It's obvious to anyone who actually thinks about it for more than a few seconds that "we" need this "trucking service" to low orbit as part of any serious attempt to get a permanent manned presence out into the solar system. Getting into orbit is the biggest energy expenditure required in space flight so it only makes sense to provide a system that's capable of doing that part as efficiently as possible. To me it sounds like he just wants to cut NASA's budget and he's using the "don't need this idea" as an excuse. A sensible appraisal would spend some time pointing out viable alternatives to perform the same role as Ares rather than saying it's not needed at all.
@ Robert Hill
'So...years late, we get a painted-over Shuttle solid fuel booster propelling a dummy second stage and avionics package into sub-orbital space and splashing down.'
Actually we got it just four years after the Ares project was first approved. N
ASA have had plenty of screw-ups since the Shuttle was finalised, a long period of indecision, but they've done well to get Ares up and flying this quickly. NASA needs a period of certainty where it can plan; if the Augustine panel's recommendations are followed it will be even longer before we can start doing new cool stuff.
Ares 1-X was more than just an SRB with a new coat of paint; it was a new vehicle with completely different flight characteristics to previous rockets that NASA has built. They were testing rockets the old-fashioned way - one small step at a time. The alternative, 'all-up' approach used on the Shuttle and Apollo Saturn V is incredibly risky and appallingly expensive - NASA doesn't want another explosion to torpedo public support for space flight and its budget simply doesn't allow them to keep rolling rockets to the pad and firing them in the hope they've debugged everything.
The largest effort to Ares 1-X wasn't actually the rocket, its been re-tasking Kennedy to handle the new rockets - everything from redesigning the pad and the VAB to training the staff who will assemble and fire the rockets.
It's a real shame we now have to wait quite so long for Ares 1-Y to fly. A bit of Kennedy-era urgency from the top and Johnson-era largesse would be nice.
My only issue with today's flight was that it didn't take place when I was at Kennedy earlier this month :(
Fail and you
Well using the new NASA iPhone app as highlighted by El Reg the other day, and the Constellation Programme section is showing the launch happened 1 day, 5 huors, 38 minutes and 34 seconds ago. Presumably that assumes it left on time...
Good to see they're keeping it up to date!
It's always funny how you can tell all about an author's agenda when they cherry pick the comments made by others to justify their own petty concept of the world in general and
of space in particular. Piss on Buzz.
"It's obvious to anyone who actually thinks about it for more than a few seconds that "we" need this "trucking service" to low orbit as part of any serious attempt to get a permanent manned presence out into the solar system."
Yes and no.
Yes we (all human kind) need cheaper, more routine access to low earth orbit.

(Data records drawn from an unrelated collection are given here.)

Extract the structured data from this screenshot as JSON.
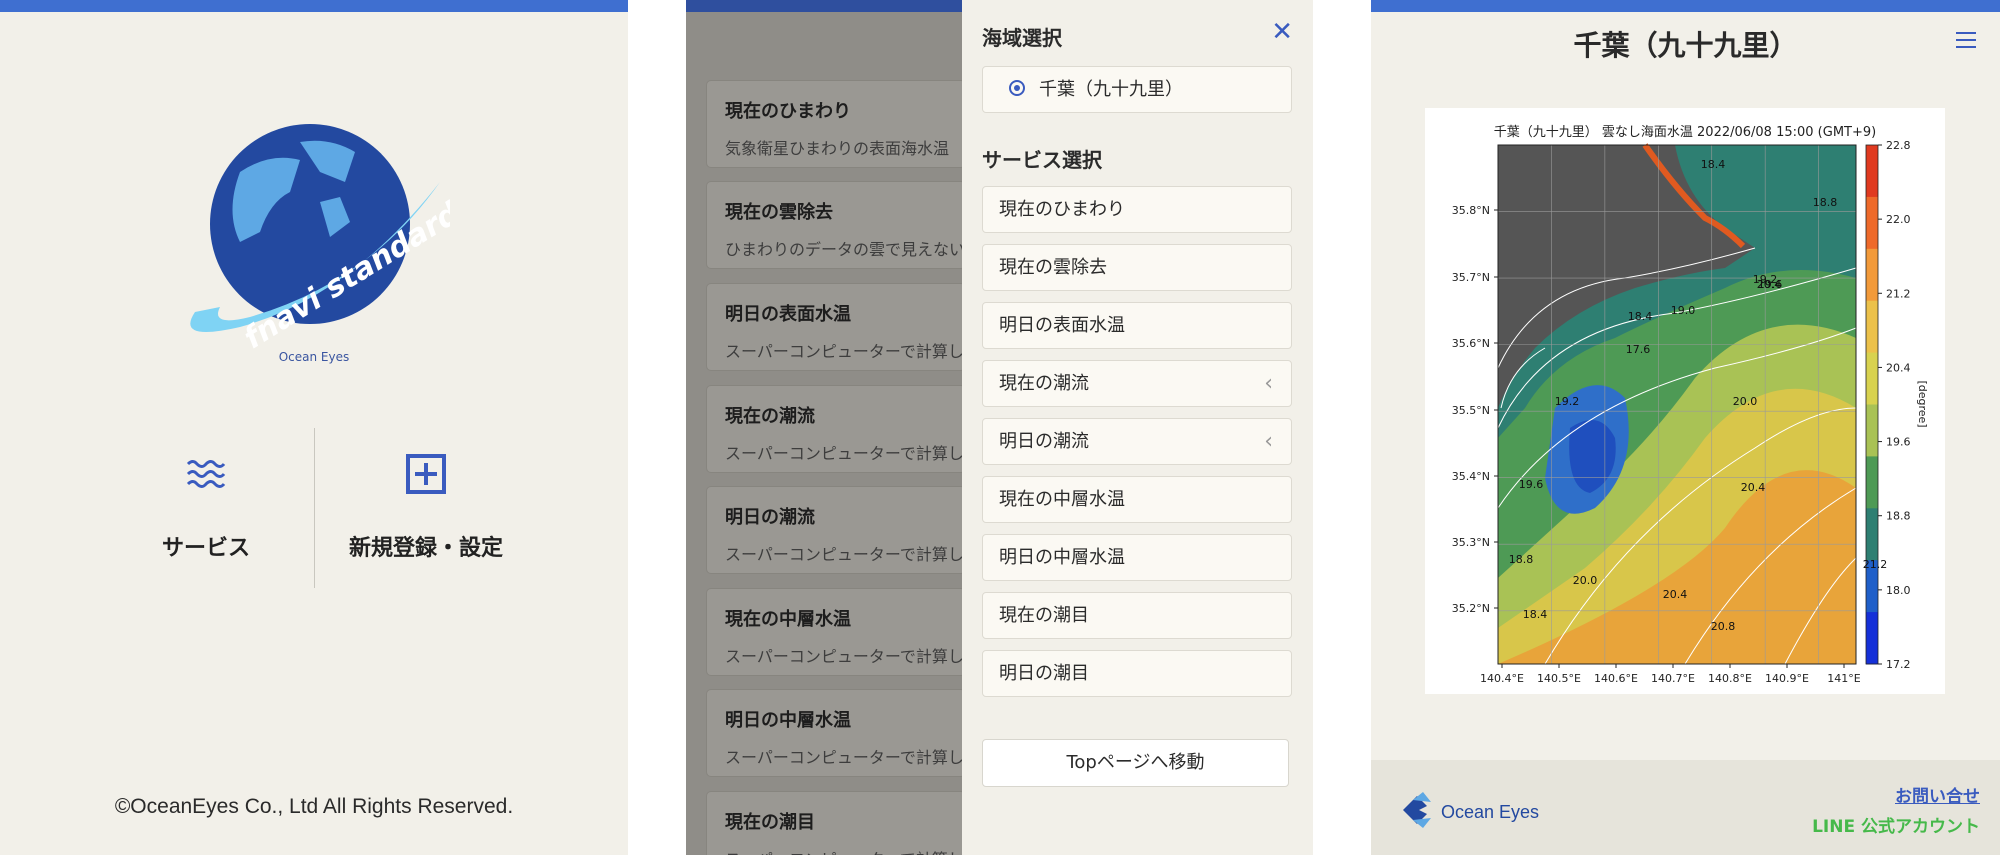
{
  "screen1": {
    "logo_text": "fnavi standard",
    "logo_caption": "Ocean Eyes",
    "menu": [
      {
        "label": "サービス",
        "icon": "waves-icon"
      },
      {
        "label": "新規登録・設定",
        "icon": "plus-square-icon"
      }
    ],
    "copyright": "©OceanEyes Co., Ltd All Rights Reserved."
  },
  "screen2": {
    "background_cards": [
      {
        "title": "現在のひまわり",
        "desc": "気象衛星ひまわりの表面海水温"
      },
      {
        "title": "現在の雲除去",
        "desc": "ひまわりのデータの雲で見えない"
      },
      {
        "title": "明日の表面水温",
        "desc": "スーパーコンピューターで計算し"
      },
      {
        "title": "現在の潮流",
        "desc": "スーパーコンピューターで計算し"
      },
      {
        "title": "明日の潮流",
        "desc": "スーパーコンピューターで計算し"
      },
      {
        "title": "現在の中層水温",
        "desc": "スーパーコンピューターで計算し"
      },
      {
        "title": "明日の中層水温",
        "desc": "スーパーコンピューターで計算し"
      },
      {
        "title": "現在の潮目",
        "desc": "スーパーコンピューターで計算し"
      }
    ],
    "drawer": {
      "area_heading": "海域選択",
      "area_option": "千葉（九十九里）",
      "service_heading": "サービス選択",
      "services": [
        "現在のひまわり",
        "現在の雲除去",
        "明日の表面水温",
        "現在の潮流",
        "明日の潮流",
        "現在の中層水温",
        "明日の中層水温",
        "現在の潮目",
        "明日の潮目"
      ],
      "top_button": "Topページへ移動"
    }
  },
  "screen3": {
    "title": "千葉（九十九里）",
    "footer_logo": "Ocean Eyes",
    "contact_link": "お問い合せ",
    "line_link": "LINE 公式アカウント"
  },
  "chart_data": {
    "type": "heatmap",
    "title": "千葉（九十九里） 雲なし海面水温 2022/06/08 15:00 (GMT+9)",
    "x_ticks": [
      "140.4°E",
      "140.5°E",
      "140.6°E",
      "140.7°E",
      "140.8°E",
      "140.9°E",
      "141°E"
    ],
    "y_ticks": [
      "35.8°N",
      "35.7°N",
      "35.6°N",
      "35.5°N",
      "35.4°N",
      "35.3°N",
      "35.2°N"
    ],
    "colorbar_ticks": [
      "22.8",
      "22.0",
      "21.2",
      "20.4",
      "19.6",
      "18.8",
      "18.0",
      "17.2"
    ],
    "colorbar_label": "[degree]",
    "zlim": [
      17.2,
      22.8
    ],
    "contour_labels": [
      "18.4",
      "18.8",
      "19.2",
      "19.6",
      "18.4",
      "19.0",
      "17.6",
      "19.2",
      "19.6",
      "20.0",
      "20.4",
      "18.8",
      "20.0",
      "20.4",
      "20.8",
      "21.2",
      "18.4",
      "20.4"
    ],
    "colors": {
      "land": "#555555",
      "cool": "#1f5fc9",
      "warm": "#e03a20"
    }
  }
}
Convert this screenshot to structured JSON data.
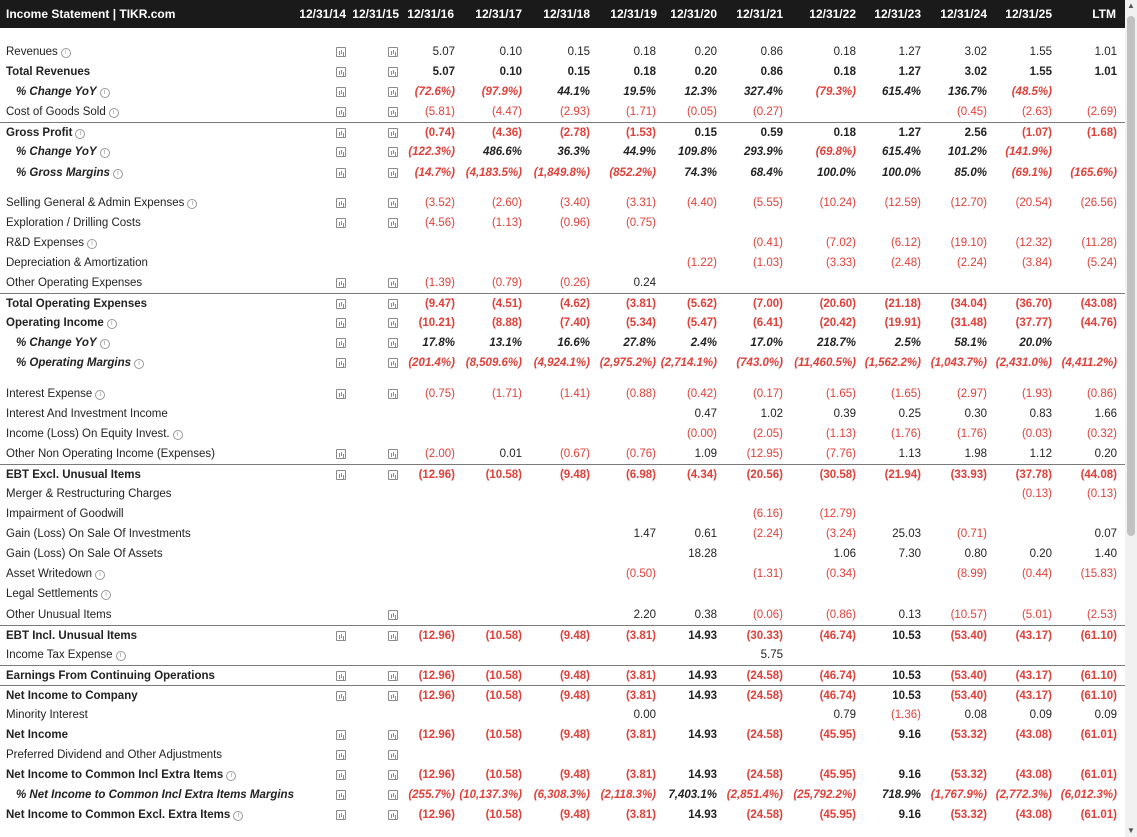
{
  "header": {
    "title": "Income Statement | TIKR.com",
    "columns": [
      "12/31/14",
      "12/31/15",
      "12/31/16",
      "12/31/17",
      "12/31/18",
      "12/31/19",
      "12/31/20",
      "12/31/21",
      "12/31/22",
      "12/31/23",
      "12/31/24",
      "12/31/25",
      "LTM"
    ]
  },
  "rows": [
    {
      "label": "Revenues",
      "style": "",
      "info": true,
      "c14": true,
      "c15": true,
      "values": [
        "5.07",
        "0.10",
        "0.15",
        "0.18",
        "0.20",
        "0.86",
        "0.18",
        "1.27",
        "3.02",
        "1.55",
        "1.01"
      ]
    },
    {
      "label": "Total Revenues",
      "style": "bold",
      "info": false,
      "c14": true,
      "c15": true,
      "values": [
        "5.07",
        "0.10",
        "0.15",
        "0.18",
        "0.20",
        "0.86",
        "0.18",
        "1.27",
        "3.02",
        "1.55",
        "1.01"
      ]
    },
    {
      "label": "% Change YoY",
      "style": "italic",
      "info": true,
      "c14": true,
      "c15": true,
      "values": [
        "(72.6%)",
        "(97.9%)",
        "44.1%",
        "19.5%",
        "12.3%",
        "327.4%",
        "(79.3%)",
        "615.4%",
        "136.7%",
        "(48.5%)",
        ""
      ]
    },
    {
      "label": "Cost of Goods Sold",
      "style": "",
      "info": true,
      "c14": true,
      "c15": true,
      "values": [
        "(5.81)",
        "(4.47)",
        "(2.93)",
        "(1.71)",
        "(0.05)",
        "(0.27)",
        "",
        "",
        "(0.45)",
        "(2.63)",
        "(2.69)"
      ]
    },
    {
      "label": "Gross Profit",
      "style": "bold topline",
      "info": true,
      "c14": true,
      "c15": true,
      "values": [
        "(0.74)",
        "(4.36)",
        "(2.78)",
        "(1.53)",
        "0.15",
        "0.59",
        "0.18",
        "1.27",
        "2.56",
        "(1.07)",
        "(1.68)"
      ]
    },
    {
      "label": "% Change YoY",
      "style": "italic",
      "info": true,
      "c14": true,
      "c15": true,
      "values": [
        "(122.3%)",
        "486.6%",
        "36.3%",
        "44.9%",
        "109.8%",
        "293.9%",
        "(69.8%)",
        "615.4%",
        "101.2%",
        "(141.9%)",
        ""
      ]
    },
    {
      "label": "% Gross Margins",
      "style": "italic",
      "info": true,
      "c14": true,
      "c15": true,
      "values": [
        "(14.7%)",
        "(4,183.5%)",
        "(1,849.8%)",
        "(852.2%)",
        "74.3%",
        "68.4%",
        "100.0%",
        "100.0%",
        "85.0%",
        "(69.1%)",
        "(165.6%)"
      ]
    },
    {
      "sep": true
    },
    {
      "label": "Selling General & Admin Expenses",
      "style": "",
      "info": true,
      "c14": true,
      "c15": true,
      "values": [
        "(3.52)",
        "(2.60)",
        "(3.40)",
        "(3.31)",
        "(4.40)",
        "(5.55)",
        "(10.24)",
        "(12.59)",
        "(12.70)",
        "(20.54)",
        "(26.56)"
      ]
    },
    {
      "label": "Exploration / Drilling Costs",
      "style": "",
      "info": false,
      "c14": true,
      "c15": true,
      "values": [
        "(4.56)",
        "(1.13)",
        "(0.96)",
        "(0.75)",
        "",
        "",
        "",
        "",
        "",
        "",
        ""
      ]
    },
    {
      "label": "R&D Expenses",
      "style": "",
      "info": true,
      "c14": false,
      "c15": false,
      "values": [
        "",
        "",
        "",
        "",
        "",
        "(0.41)",
        "(7.02)",
        "(6.12)",
        "(19.10)",
        "(12.32)",
        "(11.28)"
      ]
    },
    {
      "label": "Depreciation & Amortization",
      "style": "",
      "info": false,
      "c14": false,
      "c15": false,
      "values": [
        "",
        "",
        "",
        "",
        "(1.22)",
        "(1.03)",
        "(3.33)",
        "(2.48)",
        "(2.24)",
        "(3.84)",
        "(5.24)"
      ]
    },
    {
      "label": "Other Operating Expenses",
      "style": "",
      "info": false,
      "c14": true,
      "c15": true,
      "values": [
        "(1.39)",
        "(0.79)",
        "(0.26)",
        "0.24",
        "",
        "",
        "",
        "",
        "",
        "",
        ""
      ]
    },
    {
      "label": "Total Operating Expenses",
      "style": "bold topline",
      "info": false,
      "c14": true,
      "c15": true,
      "values": [
        "(9.47)",
        "(4.51)",
        "(4.62)",
        "(3.81)",
        "(5.62)",
        "(7.00)",
        "(20.60)",
        "(21.18)",
        "(34.04)",
        "(36.70)",
        "(43.08)"
      ]
    },
    {
      "label": "Operating Income",
      "style": "bold",
      "info": true,
      "c14": true,
      "c15": true,
      "values": [
        "(10.21)",
        "(8.88)",
        "(7.40)",
        "(5.34)",
        "(5.47)",
        "(6.41)",
        "(20.42)",
        "(19.91)",
        "(31.48)",
        "(37.77)",
        "(44.76)"
      ]
    },
    {
      "label": "% Change YoY",
      "style": "italic",
      "info": true,
      "c14": true,
      "c15": true,
      "values": [
        "17.8%",
        "13.1%",
        "16.6%",
        "27.8%",
        "2.4%",
        "17.0%",
        "218.7%",
        "2.5%",
        "58.1%",
        "20.0%",
        ""
      ]
    },
    {
      "label": "% Operating Margins",
      "style": "italic",
      "info": true,
      "c14": true,
      "c15": true,
      "values": [
        "(201.4%)",
        "(8,509.6%)",
        "(4,924.1%)",
        "(2,975.2%)",
        "(2,714.1%)",
        "(743.0%)",
        "(11,460.5%)",
        "(1,562.2%)",
        "(1,043.7%)",
        "(2,431.0%)",
        "(4,411.2%)"
      ]
    },
    {
      "sep": true
    },
    {
      "label": "Interest Expense",
      "style": "",
      "info": true,
      "c14": true,
      "c15": true,
      "values": [
        "(0.75)",
        "(1.71)",
        "(1.41)",
        "(0.88)",
        "(0.42)",
        "(0.17)",
        "(1.65)",
        "(1.65)",
        "(2.97)",
        "(1.93)",
        "(0.86)"
      ]
    },
    {
      "label": "Interest And Investment Income",
      "style": "",
      "info": false,
      "c14": false,
      "c15": false,
      "values": [
        "",
        "",
        "",
        "",
        "0.47",
        "1.02",
        "0.39",
        "0.25",
        "0.30",
        "0.83",
        "1.66"
      ]
    },
    {
      "label": "Income (Loss) On Equity Invest.",
      "style": "",
      "info": true,
      "c14": false,
      "c15": false,
      "values": [
        "",
        "",
        "",
        "",
        "(0.00)",
        "(2.05)",
        "(1.13)",
        "(1.76)",
        "(1.76)",
        "(0.03)",
        "(0.32)"
      ]
    },
    {
      "label": "Other Non Operating Income (Expenses)",
      "style": "",
      "info": false,
      "c14": true,
      "c15": true,
      "values": [
        "(2.00)",
        "0.01",
        "(0.67)",
        "(0.76)",
        "1.09",
        "(12.95)",
        "(7.76)",
        "1.13",
        "1.98",
        "1.12",
        "0.20"
      ]
    },
    {
      "label": "EBT Excl. Unusual Items",
      "style": "bold topline",
      "info": false,
      "c14": true,
      "c15": true,
      "values": [
        "(12.96)",
        "(10.58)",
        "(9.48)",
        "(6.98)",
        "(4.34)",
        "(20.56)",
        "(30.58)",
        "(21.94)",
        "(33.93)",
        "(37.78)",
        "(44.08)"
      ]
    },
    {
      "label": "Merger & Restructuring Charges",
      "style": "",
      "info": false,
      "c14": false,
      "c15": false,
      "values": [
        "",
        "",
        "",
        "",
        "",
        "",
        "",
        "",
        "",
        "(0.13)",
        "(0.13)"
      ]
    },
    {
      "label": "Impairment of Goodwill",
      "style": "",
      "info": false,
      "c14": false,
      "c15": false,
      "values": [
        "",
        "",
        "",
        "",
        "",
        "(6.16)",
        "(12.79)",
        "",
        "",
        "",
        ""
      ]
    },
    {
      "label": "Gain (Loss) On Sale Of Investments",
      "style": "",
      "info": false,
      "c14": false,
      "c15": false,
      "values": [
        "",
        "",
        "",
        "1.47",
        "0.61",
        "(2.24)",
        "(3.24)",
        "25.03",
        "(0.71)",
        "",
        "0.07"
      ]
    },
    {
      "label": "Gain (Loss) On Sale Of Assets",
      "style": "",
      "info": false,
      "c14": false,
      "c15": false,
      "values": [
        "",
        "",
        "",
        "",
        "18.28",
        "",
        "1.06",
        "7.30",
        "0.80",
        "0.20",
        "1.40"
      ]
    },
    {
      "label": "Asset Writedown",
      "style": "",
      "info": true,
      "c14": false,
      "c15": false,
      "values": [
        "",
        "",
        "",
        "(0.50)",
        "",
        "(1.31)",
        "(0.34)",
        "",
        "(8.99)",
        "(0.44)",
        "(15.83)"
      ]
    },
    {
      "label": "Legal Settlements",
      "style": "",
      "info": true,
      "c14": false,
      "c15": false,
      "values": [
        "",
        "",
        "",
        "",
        "",
        "",
        "",
        "",
        "",
        "",
        ""
      ]
    },
    {
      "label": "Other Unusual Items",
      "style": "",
      "info": false,
      "c14": false,
      "c15": true,
      "values": [
        "",
        "",
        "",
        "2.20",
        "0.38",
        "(0.06)",
        "(0.86)",
        "0.13",
        "(10.57)",
        "(5.01)",
        "(2.53)"
      ]
    },
    {
      "label": "EBT Incl. Unusual Items",
      "style": "bold topline",
      "info": false,
      "c14": true,
      "c15": true,
      "values": [
        "(12.96)",
        "(10.58)",
        "(9.48)",
        "(3.81)",
        "14.93",
        "(30.33)",
        "(46.74)",
        "10.53",
        "(53.40)",
        "(43.17)",
        "(61.10)"
      ]
    },
    {
      "label": "Income Tax Expense",
      "style": "",
      "info": true,
      "c14": false,
      "c15": false,
      "values": [
        "",
        "",
        "",
        "",
        "",
        "5.75",
        "",
        "",
        "",
        "",
        ""
      ]
    },
    {
      "label": "Earnings From Continuing Operations",
      "style": "bold topline",
      "info": false,
      "c14": true,
      "c15": true,
      "values": [
        "(12.96)",
        "(10.58)",
        "(9.48)",
        "(3.81)",
        "14.93",
        "(24.58)",
        "(46.74)",
        "10.53",
        "(53.40)",
        "(43.17)",
        "(61.10)"
      ]
    },
    {
      "label": "Net Income to Company",
      "style": "bold topline",
      "info": false,
      "c14": true,
      "c15": true,
      "values": [
        "(12.96)",
        "(10.58)",
        "(9.48)",
        "(3.81)",
        "14.93",
        "(24.58)",
        "(46.74)",
        "10.53",
        "(53.40)",
        "(43.17)",
        "(61.10)"
      ]
    },
    {
      "label": "Minority Interest",
      "style": "",
      "info": false,
      "c14": false,
      "c15": false,
      "values": [
        "",
        "",
        "",
        "0.00",
        "",
        "",
        "0.79",
        "(1.36)",
        "0.08",
        "0.09",
        "0.09"
      ]
    },
    {
      "label": "Net Income",
      "style": "bold",
      "info": false,
      "c14": true,
      "c15": true,
      "values": [
        "(12.96)",
        "(10.58)",
        "(9.48)",
        "(3.81)",
        "14.93",
        "(24.58)",
        "(45.95)",
        "9.16",
        "(53.32)",
        "(43.08)",
        "(61.01)"
      ]
    },
    {
      "label": "Preferred Dividend and Other Adjustments",
      "style": "",
      "info": false,
      "c14": true,
      "c15": true,
      "values": [
        "",
        "",
        "",
        "",
        "",
        "",
        "",
        "",
        "",
        "",
        ""
      ]
    },
    {
      "label": "Net Income to Common Incl Extra Items",
      "style": "bold",
      "info": true,
      "c14": true,
      "c15": true,
      "values": [
        "(12.96)",
        "(10.58)",
        "(9.48)",
        "(3.81)",
        "14.93",
        "(24.58)",
        "(45.95)",
        "9.16",
        "(53.32)",
        "(43.08)",
        "(61.01)"
      ]
    },
    {
      "label": "% Net Income to Common Incl Extra Items Margins",
      "style": "italic",
      "info": false,
      "c14": true,
      "c15": true,
      "values": [
        "(255.7%)",
        "(10,137.3%)",
        "(6,308.3%)",
        "(2,118.3%)",
        "7,403.1%",
        "(2,851.4%)",
        "(25,792.2%)",
        "718.9%",
        "(1,767.9%)",
        "(2,772.3%)",
        "(6,012.3%)"
      ]
    },
    {
      "label": "Net Income to Common Excl. Extra Items",
      "style": "bold",
      "info": true,
      "c14": true,
      "c15": true,
      "values": [
        "(12.96)",
        "(10.58)",
        "(9.48)",
        "(3.81)",
        "14.93",
        "(24.58)",
        "(45.95)",
        "9.16",
        "(53.32)",
        "(43.08)",
        "(61.01)"
      ]
    }
  ]
}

No it is *not* agreed that NASA should use *US taxpayers* money to have built a vehicle which will *not* come into service for its inital role until at least 5 years after the shuttle retires and within 1 year of the planned retirement of the ISS. NASA will still be paying someone (who at this point will *not *be a US company) to ship its supplies and possibly the odd astronaut to the ISS in those 5 years.
This architecture is a *literal* 1 for 1 transcript of the Apollo, Saturn 1 for LEO crew missions and testing, Saturn 5 for the big one. Only this time round they matched the CSM size to the ultimate vehicle and not the Saturn 1.